- DIRECTIONS FOR THIS TASK
Look through the entries below, please, and copy every line with the word "LOWER".

- DATA TO EXAMINE
+ + +

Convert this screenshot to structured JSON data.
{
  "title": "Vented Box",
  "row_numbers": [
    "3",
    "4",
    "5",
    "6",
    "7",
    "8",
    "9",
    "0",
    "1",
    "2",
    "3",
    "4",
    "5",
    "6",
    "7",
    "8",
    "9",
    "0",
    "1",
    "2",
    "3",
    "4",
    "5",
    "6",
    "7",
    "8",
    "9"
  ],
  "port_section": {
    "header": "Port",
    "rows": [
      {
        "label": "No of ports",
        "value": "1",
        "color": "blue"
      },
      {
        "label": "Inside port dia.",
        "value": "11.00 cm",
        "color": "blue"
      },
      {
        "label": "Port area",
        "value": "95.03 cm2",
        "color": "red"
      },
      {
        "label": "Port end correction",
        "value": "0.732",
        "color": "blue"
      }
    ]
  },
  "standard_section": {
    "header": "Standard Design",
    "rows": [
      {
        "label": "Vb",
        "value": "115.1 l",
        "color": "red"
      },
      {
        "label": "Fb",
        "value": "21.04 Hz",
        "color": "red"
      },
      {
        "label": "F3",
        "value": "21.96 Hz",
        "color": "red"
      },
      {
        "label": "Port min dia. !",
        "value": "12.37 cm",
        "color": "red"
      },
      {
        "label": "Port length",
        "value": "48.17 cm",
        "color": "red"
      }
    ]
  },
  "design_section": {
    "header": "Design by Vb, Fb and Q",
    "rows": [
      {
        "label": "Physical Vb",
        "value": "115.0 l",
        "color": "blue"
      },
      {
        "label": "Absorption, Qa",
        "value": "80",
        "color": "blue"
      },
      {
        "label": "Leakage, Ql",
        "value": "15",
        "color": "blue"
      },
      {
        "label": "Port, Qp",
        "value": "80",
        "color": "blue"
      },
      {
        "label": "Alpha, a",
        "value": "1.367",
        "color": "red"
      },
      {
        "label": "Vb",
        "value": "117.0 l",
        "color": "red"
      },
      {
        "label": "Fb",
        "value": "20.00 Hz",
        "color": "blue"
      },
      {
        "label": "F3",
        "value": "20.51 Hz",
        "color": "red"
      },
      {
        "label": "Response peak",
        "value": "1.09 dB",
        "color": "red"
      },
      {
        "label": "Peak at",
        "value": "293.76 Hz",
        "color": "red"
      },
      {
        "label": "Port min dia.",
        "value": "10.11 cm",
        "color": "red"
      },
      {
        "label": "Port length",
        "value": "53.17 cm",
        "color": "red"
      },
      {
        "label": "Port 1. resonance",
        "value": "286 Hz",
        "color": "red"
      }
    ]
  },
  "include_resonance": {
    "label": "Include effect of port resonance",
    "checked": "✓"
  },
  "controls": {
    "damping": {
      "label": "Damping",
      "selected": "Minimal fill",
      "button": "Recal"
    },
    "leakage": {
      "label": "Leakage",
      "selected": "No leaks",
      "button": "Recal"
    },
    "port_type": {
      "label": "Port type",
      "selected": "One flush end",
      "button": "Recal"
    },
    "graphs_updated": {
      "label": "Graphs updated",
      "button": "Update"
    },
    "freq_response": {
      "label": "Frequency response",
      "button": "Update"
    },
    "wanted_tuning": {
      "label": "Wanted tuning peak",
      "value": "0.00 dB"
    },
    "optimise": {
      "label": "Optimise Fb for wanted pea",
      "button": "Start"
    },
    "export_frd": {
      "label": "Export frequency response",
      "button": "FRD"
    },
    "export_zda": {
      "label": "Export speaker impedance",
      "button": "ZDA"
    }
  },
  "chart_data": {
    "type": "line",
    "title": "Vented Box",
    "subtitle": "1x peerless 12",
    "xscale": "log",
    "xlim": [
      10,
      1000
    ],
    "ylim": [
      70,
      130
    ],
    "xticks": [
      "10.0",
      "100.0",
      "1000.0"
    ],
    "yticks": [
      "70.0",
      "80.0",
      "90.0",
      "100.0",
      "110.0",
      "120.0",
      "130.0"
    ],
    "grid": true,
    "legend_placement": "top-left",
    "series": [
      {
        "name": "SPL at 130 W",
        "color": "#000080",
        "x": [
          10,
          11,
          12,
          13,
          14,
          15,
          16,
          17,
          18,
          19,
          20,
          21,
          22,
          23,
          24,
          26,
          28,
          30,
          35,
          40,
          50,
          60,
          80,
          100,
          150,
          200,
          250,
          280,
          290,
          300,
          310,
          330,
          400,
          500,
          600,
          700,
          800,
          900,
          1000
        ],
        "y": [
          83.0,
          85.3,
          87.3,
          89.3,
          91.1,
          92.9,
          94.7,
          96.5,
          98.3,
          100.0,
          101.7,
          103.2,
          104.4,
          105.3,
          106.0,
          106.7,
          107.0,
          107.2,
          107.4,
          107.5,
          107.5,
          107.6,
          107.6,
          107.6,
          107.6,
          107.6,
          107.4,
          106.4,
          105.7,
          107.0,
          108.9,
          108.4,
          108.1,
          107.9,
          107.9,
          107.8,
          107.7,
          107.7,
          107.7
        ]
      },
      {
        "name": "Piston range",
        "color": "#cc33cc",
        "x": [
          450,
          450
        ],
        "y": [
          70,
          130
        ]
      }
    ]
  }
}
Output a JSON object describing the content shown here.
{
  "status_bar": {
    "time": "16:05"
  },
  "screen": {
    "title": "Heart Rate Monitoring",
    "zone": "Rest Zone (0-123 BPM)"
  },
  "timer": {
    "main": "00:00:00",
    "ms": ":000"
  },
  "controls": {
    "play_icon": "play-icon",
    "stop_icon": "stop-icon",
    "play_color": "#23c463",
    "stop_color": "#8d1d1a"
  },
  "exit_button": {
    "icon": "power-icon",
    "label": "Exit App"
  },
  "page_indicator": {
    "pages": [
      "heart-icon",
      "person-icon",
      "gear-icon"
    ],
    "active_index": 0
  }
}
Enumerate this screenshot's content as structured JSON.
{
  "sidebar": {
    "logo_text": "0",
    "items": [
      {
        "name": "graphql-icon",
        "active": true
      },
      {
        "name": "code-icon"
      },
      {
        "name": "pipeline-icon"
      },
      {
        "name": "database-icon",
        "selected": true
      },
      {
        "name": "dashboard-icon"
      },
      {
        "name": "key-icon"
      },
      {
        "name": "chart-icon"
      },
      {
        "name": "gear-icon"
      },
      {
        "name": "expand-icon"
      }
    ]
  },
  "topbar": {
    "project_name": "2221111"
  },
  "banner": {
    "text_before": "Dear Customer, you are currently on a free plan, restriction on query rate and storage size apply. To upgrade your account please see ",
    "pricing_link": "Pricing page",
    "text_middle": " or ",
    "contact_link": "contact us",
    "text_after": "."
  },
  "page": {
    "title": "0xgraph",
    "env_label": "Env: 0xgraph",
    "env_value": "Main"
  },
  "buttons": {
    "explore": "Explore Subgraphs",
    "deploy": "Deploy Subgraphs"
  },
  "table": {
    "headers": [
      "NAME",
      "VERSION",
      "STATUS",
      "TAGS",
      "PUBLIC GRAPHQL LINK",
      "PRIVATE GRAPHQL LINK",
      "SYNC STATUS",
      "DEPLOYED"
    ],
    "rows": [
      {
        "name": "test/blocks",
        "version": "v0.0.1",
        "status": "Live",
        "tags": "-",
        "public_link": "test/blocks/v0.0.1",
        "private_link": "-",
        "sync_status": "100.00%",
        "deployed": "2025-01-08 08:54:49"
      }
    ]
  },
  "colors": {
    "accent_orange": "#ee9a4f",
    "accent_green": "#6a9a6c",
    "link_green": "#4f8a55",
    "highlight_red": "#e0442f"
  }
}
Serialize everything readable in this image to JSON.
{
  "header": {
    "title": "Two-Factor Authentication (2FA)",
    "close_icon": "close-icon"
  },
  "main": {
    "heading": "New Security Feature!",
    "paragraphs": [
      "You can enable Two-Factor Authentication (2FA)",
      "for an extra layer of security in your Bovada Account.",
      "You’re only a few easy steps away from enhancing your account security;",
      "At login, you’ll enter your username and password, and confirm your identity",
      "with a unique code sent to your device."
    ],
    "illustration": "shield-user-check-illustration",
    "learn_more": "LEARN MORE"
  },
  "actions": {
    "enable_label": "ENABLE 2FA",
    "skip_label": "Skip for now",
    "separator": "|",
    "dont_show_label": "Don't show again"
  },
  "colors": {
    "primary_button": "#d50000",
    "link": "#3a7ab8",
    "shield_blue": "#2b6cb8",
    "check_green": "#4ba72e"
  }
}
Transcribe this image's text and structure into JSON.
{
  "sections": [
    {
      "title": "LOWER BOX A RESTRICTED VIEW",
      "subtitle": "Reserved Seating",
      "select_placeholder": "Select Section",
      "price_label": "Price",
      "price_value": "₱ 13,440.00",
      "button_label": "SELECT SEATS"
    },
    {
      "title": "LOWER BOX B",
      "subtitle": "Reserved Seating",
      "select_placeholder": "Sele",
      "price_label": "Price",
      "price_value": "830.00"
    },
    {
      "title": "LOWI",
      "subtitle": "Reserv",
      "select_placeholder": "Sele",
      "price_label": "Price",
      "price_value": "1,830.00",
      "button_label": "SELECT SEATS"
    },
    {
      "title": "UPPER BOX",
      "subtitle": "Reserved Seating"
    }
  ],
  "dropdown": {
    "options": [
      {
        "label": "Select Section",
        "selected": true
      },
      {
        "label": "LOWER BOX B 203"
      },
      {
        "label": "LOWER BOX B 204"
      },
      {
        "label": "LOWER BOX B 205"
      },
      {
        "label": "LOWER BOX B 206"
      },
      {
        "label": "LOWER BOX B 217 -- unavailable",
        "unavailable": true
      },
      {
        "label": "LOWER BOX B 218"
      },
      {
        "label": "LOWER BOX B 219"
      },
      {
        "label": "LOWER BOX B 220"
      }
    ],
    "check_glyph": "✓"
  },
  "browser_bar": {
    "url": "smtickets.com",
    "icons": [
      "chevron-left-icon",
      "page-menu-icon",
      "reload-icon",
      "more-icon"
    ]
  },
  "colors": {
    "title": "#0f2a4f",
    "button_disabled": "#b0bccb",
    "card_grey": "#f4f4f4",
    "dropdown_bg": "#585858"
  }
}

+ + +

- ANSWER BELOW
      "title": "LOWER BOX A RESTRICTED VIEW",
      "title": "LOWER BOX B",
        "label": "LOWER BOX B 203"
        "label": "LOWER BOX B 204"
        "label": "LOWER BOX B 205"
        "label": "LOWER BOX B 206"
        "label": "LOWER BOX B 217 -- unavailable",
        "label": "LOWER BOX B 218"
        "label": "LOWER BOX B 219"
        "label": "LOWER BOX B 220"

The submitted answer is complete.